The analysts found that national insurers, regional insurers and the Blues were much more conservative about pricing this year: 115 had pricing positions that were “worse” (meaning that their prices were toward the higher end of the range) this year, and only 15 had pricing positions that were “better.”
Insurers sponsored by hospitals and other health care provider organizations were equally likely have a better pricing positions and worse pricing positions: 16 had prices that moved toward the higher end of the range, and 16 had prices that moved toward the lower end of the range.
Medicaid carriers and CO-OPs seemed to be pricing more aggressively: 44 had better pricing positions, meaning that their prices moved toward the lower end of the range this year, and 11 had pricing positions that moved toward the higher end of the range.
Insurers had only a few months of claims data for plans sold under the PPACA rules that took effect in 2014 when they priced 2015 coverage. This year, insurers that are filing rates for 2016 coverage have a full year of 2014 experience data available, and some insurers in states that post complete or nearly rate filings, such as New York state, are saying 2014 claims exceeded premium revenue by a substantial margin.
Oregon Insurance Commissioner Laura Cali has ordered five insurers to charge more in 2016 than they had originally proposed because of concerns about solvency.
Health Republic Insurance Company of New York, a CO-OP, says its 2014 claim total was about 33 percent higher than total premium revenue, giving it a medical loss ratio of about 133 percent.
The Urban Institute analysts note that insurers face incentives to price aggressively in 2016 as well as pressure to price conservatively.
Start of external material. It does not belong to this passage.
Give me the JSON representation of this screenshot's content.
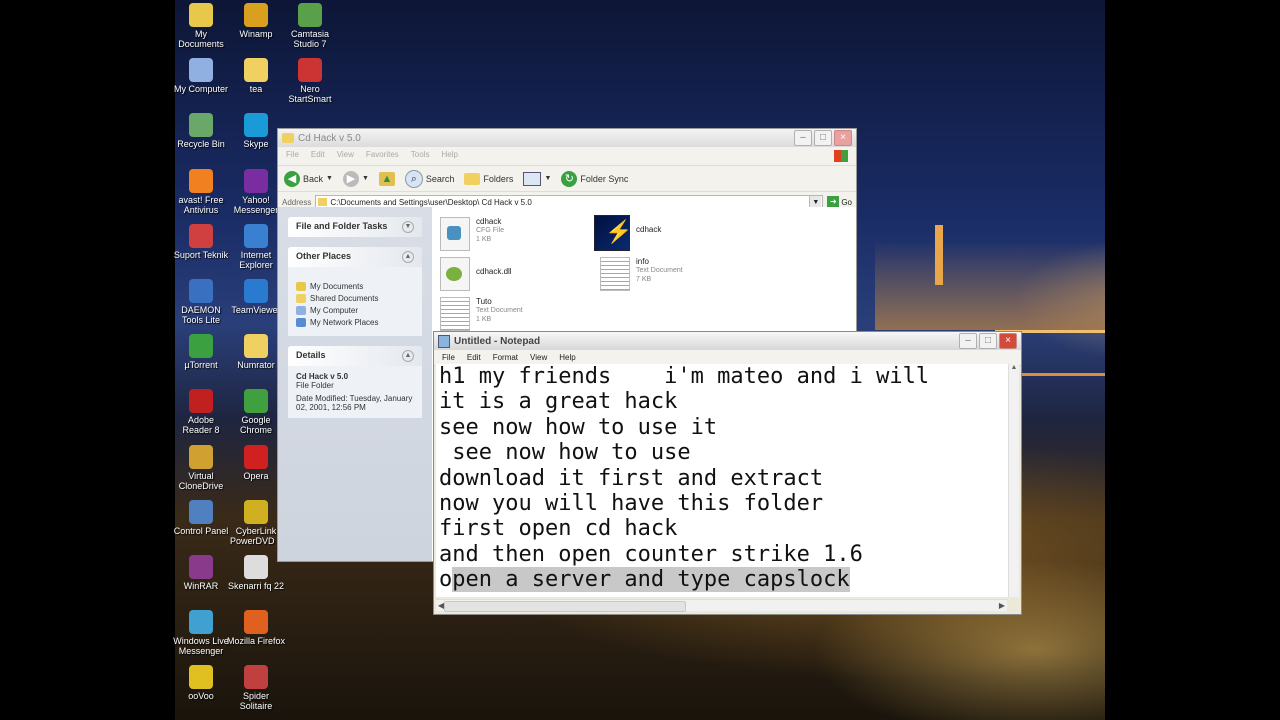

“We do know that marketplaces are by and large the only growth market for insurers,” the analysts say. “Any insurer that chooses to be cautious and set high rates may well avoid losses, but is also likely to have a small market share.”